A petition from the trustees of the charity was presented to the Lord Chancellor in 1830 for permission to build almshouses, a school and a rectory, and to provide upwards of £100 per annum towards the stipend of a resident rector, who must conduct divine service twice on Sundays. All these buildings were erected.
Now the feud between Holwell and Ickleford again came to the forefront, and the people of Pirton and Shillington (Lower Stondon) parishes claimed that as parts of these villages were anciently in the parish of “Holewelle” they should have a share, so they again sent in a petition, this time to the new Charity Commissioners. In 1866 a new scheme was produced.
Ickleford was to receive £40, Pirton £30 and Lower Stondon £25 for their respective schools. The trustees were authorized to build twelve labourers’ cottages and to spend £250 on a village clock and pump. Only the cottages were proceeded with, six being built. Parents sending their children to school were to pay 2d. a week for one child, 3d. for two and 4d. for three or more – the money to provide prizes for them on leaving.

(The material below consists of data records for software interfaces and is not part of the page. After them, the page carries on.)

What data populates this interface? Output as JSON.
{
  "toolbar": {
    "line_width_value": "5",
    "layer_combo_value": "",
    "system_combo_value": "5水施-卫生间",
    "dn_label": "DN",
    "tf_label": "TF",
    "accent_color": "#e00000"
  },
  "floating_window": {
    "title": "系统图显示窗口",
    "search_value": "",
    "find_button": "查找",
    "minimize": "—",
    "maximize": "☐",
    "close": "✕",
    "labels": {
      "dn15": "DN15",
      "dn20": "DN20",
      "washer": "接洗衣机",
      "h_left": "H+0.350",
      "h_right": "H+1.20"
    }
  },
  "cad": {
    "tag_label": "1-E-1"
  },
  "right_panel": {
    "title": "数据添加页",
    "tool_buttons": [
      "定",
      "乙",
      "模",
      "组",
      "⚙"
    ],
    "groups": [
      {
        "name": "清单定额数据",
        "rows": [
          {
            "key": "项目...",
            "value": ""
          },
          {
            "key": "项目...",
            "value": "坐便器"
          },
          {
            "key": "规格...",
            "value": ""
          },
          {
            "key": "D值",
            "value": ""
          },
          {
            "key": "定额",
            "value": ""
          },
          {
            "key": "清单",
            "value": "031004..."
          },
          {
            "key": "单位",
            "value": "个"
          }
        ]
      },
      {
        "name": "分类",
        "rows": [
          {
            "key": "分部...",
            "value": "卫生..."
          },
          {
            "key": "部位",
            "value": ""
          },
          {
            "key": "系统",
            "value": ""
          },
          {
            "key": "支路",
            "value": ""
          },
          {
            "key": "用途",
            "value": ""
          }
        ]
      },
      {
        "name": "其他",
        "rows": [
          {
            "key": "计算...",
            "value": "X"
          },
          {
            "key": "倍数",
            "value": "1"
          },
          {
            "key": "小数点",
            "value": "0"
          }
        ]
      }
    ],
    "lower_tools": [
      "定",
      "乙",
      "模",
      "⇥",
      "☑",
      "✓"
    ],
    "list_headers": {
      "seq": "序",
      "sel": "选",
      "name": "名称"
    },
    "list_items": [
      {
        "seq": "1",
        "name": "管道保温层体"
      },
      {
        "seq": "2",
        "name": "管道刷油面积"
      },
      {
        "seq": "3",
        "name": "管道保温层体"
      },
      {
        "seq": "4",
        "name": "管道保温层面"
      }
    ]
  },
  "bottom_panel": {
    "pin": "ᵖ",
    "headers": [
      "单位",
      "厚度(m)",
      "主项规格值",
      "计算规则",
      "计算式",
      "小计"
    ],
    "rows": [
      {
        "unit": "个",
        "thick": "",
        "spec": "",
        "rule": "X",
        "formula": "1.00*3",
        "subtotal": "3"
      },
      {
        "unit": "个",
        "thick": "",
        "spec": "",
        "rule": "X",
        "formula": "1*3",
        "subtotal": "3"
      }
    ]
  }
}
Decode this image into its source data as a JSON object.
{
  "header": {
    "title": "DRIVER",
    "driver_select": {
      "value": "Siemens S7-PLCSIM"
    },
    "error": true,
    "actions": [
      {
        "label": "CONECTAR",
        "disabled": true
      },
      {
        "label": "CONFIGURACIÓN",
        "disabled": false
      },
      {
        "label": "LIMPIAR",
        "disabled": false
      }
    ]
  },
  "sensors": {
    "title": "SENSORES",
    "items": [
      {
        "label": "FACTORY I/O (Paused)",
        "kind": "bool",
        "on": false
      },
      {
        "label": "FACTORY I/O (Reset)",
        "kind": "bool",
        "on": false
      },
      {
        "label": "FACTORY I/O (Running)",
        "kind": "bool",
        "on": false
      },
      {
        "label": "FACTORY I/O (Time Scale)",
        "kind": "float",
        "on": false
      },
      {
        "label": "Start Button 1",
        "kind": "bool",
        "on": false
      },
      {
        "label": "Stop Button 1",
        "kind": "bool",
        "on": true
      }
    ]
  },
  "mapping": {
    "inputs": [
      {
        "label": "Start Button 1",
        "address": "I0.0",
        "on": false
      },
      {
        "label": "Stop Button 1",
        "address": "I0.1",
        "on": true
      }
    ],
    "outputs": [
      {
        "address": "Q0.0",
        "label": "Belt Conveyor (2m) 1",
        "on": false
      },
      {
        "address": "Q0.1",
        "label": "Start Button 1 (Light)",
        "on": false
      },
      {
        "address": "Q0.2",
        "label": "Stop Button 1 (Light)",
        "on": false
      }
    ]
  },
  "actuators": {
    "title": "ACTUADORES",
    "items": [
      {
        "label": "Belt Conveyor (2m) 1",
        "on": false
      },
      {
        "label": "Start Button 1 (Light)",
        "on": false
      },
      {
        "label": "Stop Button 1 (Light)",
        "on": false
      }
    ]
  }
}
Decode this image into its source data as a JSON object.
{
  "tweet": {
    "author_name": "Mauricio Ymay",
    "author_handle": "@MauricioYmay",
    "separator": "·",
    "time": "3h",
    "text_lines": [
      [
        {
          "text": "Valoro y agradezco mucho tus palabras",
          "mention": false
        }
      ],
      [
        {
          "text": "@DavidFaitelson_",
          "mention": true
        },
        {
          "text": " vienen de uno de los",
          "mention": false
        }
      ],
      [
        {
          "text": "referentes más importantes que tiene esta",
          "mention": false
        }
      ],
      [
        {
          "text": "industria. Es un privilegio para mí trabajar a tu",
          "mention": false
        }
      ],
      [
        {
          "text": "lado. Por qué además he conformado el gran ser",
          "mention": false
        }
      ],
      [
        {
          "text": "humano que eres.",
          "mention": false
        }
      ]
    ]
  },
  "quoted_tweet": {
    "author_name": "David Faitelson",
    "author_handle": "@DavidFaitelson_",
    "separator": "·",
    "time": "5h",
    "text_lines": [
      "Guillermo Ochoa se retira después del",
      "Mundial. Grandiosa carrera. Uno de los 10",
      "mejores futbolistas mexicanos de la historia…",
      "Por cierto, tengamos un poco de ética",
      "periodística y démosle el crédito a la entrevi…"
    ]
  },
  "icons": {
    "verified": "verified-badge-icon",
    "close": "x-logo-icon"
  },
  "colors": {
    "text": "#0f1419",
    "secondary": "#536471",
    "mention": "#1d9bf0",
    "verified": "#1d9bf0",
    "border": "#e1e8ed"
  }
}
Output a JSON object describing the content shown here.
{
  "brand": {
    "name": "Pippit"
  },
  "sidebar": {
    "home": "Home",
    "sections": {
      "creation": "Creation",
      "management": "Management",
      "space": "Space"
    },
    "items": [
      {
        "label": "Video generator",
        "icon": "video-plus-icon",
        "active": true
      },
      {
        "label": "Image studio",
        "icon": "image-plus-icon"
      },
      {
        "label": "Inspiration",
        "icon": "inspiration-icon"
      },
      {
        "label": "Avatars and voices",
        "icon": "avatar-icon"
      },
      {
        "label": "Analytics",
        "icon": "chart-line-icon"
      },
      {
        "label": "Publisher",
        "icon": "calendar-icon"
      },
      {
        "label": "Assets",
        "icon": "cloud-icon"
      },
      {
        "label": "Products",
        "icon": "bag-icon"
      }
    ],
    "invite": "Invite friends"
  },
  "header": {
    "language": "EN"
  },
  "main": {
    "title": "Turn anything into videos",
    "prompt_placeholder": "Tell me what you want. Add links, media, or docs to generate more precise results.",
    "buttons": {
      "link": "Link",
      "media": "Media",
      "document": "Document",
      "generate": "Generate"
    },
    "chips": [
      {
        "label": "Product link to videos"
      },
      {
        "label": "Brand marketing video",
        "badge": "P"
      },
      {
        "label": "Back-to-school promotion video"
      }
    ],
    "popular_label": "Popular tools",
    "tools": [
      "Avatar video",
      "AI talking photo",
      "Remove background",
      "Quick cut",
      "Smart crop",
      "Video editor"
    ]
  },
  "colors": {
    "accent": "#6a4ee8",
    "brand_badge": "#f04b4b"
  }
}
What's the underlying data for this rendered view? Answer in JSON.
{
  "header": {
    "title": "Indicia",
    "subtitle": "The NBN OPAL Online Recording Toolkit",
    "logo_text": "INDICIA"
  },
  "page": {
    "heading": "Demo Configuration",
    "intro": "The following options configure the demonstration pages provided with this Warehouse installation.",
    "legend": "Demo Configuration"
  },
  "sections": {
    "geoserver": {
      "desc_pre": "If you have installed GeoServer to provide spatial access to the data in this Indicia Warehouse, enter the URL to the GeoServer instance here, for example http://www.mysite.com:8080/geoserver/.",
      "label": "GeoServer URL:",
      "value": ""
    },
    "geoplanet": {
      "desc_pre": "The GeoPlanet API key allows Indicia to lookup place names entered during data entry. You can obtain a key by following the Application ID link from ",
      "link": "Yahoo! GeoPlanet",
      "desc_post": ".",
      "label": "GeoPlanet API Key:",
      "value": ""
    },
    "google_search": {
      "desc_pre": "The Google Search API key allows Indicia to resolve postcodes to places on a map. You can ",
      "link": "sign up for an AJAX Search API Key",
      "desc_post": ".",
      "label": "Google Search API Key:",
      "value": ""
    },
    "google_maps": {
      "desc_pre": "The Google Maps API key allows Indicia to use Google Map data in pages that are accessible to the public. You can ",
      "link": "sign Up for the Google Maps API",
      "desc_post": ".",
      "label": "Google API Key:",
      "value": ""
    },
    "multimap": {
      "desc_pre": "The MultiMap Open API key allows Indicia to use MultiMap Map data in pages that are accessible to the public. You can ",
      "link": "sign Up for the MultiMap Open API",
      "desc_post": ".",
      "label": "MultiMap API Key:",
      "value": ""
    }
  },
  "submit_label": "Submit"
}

Fifteen years later further inquiry produced another scheme which remains the basis of the Rand’s Educational Foundation and Charity to this day. Holwell lost direct control of the charity and governors were appointed and the children attending the schools at Holwell, Pirton, Ickleford and Lower Stondon were entitled to benefit.
The scheme was changed again in 1924, 1951, 1959 and 1986, which is still current today. The current Trustees are made up of ten nominated Governors and five co-opted
Governors; representatives of Holwell, Ickleford, Pirton and Stondon Parish Councils
are included in the nominated Governors.